 This section draws on C. Clark, "Introduction to Texas School Finance," in The Political Economy of Education: The State of the States and Provinces 1999, B. Brent, ed. (Rochester, N.Y.: University of Rochester, 1999), 197-202.
 For a detailed analysis of the Michigan foundation program and related reforms, see M. Addonizio, C.P. Kearney, and H.J. Prince, "Michigan's High Wire Act," Journal of Education Finance 20 (Winter 1995): 235-269.
 M. Addonizio, "You Can't Always Get What You Want: Property Tax Relief and School Funding in Michigan," in The Political Economy of Education: The State of the States and Provinces 1999, B. Brendt., ed. (Rochester, N.Y.: University of Rochester, 1999), 111-116.

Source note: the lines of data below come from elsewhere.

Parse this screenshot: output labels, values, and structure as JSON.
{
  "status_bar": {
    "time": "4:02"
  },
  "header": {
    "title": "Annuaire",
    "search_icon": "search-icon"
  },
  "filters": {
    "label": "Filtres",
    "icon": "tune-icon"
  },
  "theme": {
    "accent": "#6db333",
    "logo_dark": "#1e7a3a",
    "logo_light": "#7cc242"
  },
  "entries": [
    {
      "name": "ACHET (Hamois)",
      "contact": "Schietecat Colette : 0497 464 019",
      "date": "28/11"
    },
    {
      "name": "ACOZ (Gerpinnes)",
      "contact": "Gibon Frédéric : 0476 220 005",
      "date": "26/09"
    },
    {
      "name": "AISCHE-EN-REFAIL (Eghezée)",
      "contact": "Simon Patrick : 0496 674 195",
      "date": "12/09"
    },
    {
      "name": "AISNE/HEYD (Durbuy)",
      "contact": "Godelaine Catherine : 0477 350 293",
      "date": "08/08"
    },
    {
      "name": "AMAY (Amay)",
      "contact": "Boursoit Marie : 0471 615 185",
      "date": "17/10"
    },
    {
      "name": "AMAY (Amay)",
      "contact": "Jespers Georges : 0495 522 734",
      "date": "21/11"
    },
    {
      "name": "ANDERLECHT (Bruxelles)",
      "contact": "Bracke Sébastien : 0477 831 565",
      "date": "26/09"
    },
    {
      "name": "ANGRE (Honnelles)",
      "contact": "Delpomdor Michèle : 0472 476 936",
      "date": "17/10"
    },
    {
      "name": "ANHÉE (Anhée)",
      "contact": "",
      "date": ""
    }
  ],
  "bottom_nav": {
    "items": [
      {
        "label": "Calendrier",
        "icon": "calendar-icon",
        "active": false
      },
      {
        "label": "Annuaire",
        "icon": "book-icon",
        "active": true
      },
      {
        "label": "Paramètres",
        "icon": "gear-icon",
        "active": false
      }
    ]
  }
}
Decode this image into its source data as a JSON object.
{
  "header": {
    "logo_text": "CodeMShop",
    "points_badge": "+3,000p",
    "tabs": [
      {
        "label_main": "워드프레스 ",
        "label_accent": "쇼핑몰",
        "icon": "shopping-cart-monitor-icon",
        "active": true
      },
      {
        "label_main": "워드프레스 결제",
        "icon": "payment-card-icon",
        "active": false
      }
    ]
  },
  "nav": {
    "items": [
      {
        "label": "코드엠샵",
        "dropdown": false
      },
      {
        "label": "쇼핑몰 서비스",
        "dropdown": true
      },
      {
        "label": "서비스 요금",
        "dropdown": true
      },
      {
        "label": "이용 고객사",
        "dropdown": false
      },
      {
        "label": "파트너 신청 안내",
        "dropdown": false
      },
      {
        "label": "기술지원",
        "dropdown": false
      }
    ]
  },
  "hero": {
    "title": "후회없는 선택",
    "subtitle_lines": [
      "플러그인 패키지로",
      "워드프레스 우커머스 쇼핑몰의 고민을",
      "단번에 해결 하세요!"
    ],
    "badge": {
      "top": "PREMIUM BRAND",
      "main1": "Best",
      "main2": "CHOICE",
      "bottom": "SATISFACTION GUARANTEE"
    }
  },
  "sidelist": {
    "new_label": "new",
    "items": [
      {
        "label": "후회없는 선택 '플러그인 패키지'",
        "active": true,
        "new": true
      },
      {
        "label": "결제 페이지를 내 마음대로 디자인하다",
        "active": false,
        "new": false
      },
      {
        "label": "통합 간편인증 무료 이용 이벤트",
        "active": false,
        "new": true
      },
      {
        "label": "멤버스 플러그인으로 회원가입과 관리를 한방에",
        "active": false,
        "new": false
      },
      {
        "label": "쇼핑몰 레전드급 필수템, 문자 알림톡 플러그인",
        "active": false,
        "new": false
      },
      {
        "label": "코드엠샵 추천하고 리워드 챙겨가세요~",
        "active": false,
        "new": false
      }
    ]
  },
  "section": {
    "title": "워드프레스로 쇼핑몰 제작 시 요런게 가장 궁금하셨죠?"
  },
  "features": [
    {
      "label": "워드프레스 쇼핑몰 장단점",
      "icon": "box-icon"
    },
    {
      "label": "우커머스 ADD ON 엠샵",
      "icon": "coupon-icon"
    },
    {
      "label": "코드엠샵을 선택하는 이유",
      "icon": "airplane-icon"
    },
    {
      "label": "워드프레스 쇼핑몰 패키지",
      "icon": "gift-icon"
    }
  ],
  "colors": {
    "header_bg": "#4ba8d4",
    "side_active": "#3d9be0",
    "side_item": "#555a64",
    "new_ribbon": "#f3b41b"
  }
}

 W.J. Mathis, "The State of the State: Vermont's Act 60 Finance Reform," in The Political Economy of Education: The State of the States and Provinces 1999, B. Brendt., ed. (Rochester, N.Y.: University of Rochester, 1999), 209-212.
 Public School Finance Programs of the United States and Canada, Steven D. Gold, David M. Smith and
Stephen B. Lawton, eds. (Albany, NY: American Education Finance Association and Center for the Study of the States, The Nelson A. Rockefeller Institute of Government, State University of New York, 1995), 48-52.
 See the discussion of state impact fee enabling statutes preceding Section 8-602 (Development Impact Fees) of the Legislative Guidebook. See generally C.L. Siemon and M.J. Zimet, "School Funding in the 1990s: Impact Fees or Bake Sales," Land Use Law and Zoning Digest 44, No. 7 (July 1992): 3-9.